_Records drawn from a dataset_
---*---
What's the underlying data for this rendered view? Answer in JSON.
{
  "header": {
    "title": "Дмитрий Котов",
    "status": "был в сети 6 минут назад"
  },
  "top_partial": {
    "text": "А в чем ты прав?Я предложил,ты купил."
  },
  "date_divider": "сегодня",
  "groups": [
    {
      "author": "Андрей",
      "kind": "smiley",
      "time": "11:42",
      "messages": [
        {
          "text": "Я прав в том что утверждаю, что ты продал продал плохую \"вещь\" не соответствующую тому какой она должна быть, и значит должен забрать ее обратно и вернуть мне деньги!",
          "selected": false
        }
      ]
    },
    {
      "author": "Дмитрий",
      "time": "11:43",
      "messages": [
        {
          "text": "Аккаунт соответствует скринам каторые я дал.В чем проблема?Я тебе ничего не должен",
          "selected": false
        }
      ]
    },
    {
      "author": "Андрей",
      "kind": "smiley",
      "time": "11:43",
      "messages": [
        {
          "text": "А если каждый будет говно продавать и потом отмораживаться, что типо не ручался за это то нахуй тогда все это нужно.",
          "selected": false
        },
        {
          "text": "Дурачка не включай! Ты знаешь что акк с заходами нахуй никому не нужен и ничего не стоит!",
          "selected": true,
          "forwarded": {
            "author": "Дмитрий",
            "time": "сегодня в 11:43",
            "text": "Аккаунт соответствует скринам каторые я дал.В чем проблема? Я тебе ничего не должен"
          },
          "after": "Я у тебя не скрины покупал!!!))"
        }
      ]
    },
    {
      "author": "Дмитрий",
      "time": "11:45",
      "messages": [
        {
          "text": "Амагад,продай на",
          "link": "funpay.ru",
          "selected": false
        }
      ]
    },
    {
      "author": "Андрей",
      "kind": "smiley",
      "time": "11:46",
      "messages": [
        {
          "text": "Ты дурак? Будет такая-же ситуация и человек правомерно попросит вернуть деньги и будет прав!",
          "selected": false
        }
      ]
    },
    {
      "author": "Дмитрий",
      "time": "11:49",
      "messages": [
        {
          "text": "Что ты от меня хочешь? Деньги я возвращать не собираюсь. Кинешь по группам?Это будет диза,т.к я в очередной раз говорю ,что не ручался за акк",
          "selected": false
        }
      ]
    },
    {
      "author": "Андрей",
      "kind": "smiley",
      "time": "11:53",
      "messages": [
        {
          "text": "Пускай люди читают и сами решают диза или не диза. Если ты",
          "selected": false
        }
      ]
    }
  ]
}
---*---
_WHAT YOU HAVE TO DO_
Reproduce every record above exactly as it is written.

_TASK RESPONSE_
What's the underlying data for this rendered view? Answer in JSON.
{
  "header": {
    "title": "Дмитрий Котов",
    "status": "был в сети 6 минут назад"
  },
  "top_partial": {
    "text": "А в чем ты прав?Я предложил,ты купил."
  },
  "date_divider": "сегодня",
  "groups": [
    {
      "author": "Андрей",
      "kind": "smiley",
      "time": "11:42",
      "messages": [
        {
          "text": "Я прав в том что утверждаю, что ты продал продал плохую \"вещь\" не соответствующую тому какой она должна быть, и значит должен забрать ее обратно и вернуть мне деньги!",
          "selected": false
        }
      ]
    },
    {
      "author": "Дмитрий",
      "time": "11:43",
      "messages": [
        {
          "text": "Аккаунт соответствует скринам каторые я дал.В чем проблема?Я тебе ничего не должен",
          "selected": false
        }
      ]
    },
    {
      "author": "Андрей",
      "kind": "smiley",
      "time": "11:43",
      "messages": [
        {
          "text": "А если каждый будет говно продавать и потом отмораживаться, что типо не ручался за это то нахуй тогда все это нужно.",
          "selected": false
        },
        {
          "text": "Дурачка не включай! Ты знаешь что акк с заходами нахуй никому не нужен и ничего не стоит!",
          "selected": true,
          "forwarded": {
            "author": "Дмитрий",
            "time": "сегодня в 11:43",
            "text": "Аккаунт соответствует скринам каторые я дал.В чем проблема? Я тебе ничего не должен"
          },
          "after": "Я у тебя не скрины покупал!!!))"
        }
      ]
    },
    {
      "author": "Дмитрий",
      "time": "11:45",
      "messages": [
        {
          "text": "Амагад,продай на",
          "link": "funpay.ru",
          "selected": false
        }
      ]
    },
    {
      "author": "Андрей",
      "kind": "smiley",
      "time": "11:46",
      "messages": [
        {
          "text": "Ты дурак? Будет такая-же ситуация и человек правомерно попросит вернуть деньги и будет прав!",
          "selected": false
        }
      ]
    },
    {
      "author": "Дмитрий",
      "time": "11:49",
      "messages": [
        {
          "text": "Что ты от меня хочешь? Деньги я возвращать не собираюсь. Кинешь по группам?Это будет диза,т.к я в очередной раз говорю ,что не ручался за акк",
          "selected": false
        }
      ]
    },
    {
      "author": "Андрей",
      "kind": "smiley",
      "time": "11:53",
      "messages": [
        {
          "text": "Пускай люди читают и сами решают диза или не диза. Если ты",
          "selected": false
        }
      ]
    }
  ]
}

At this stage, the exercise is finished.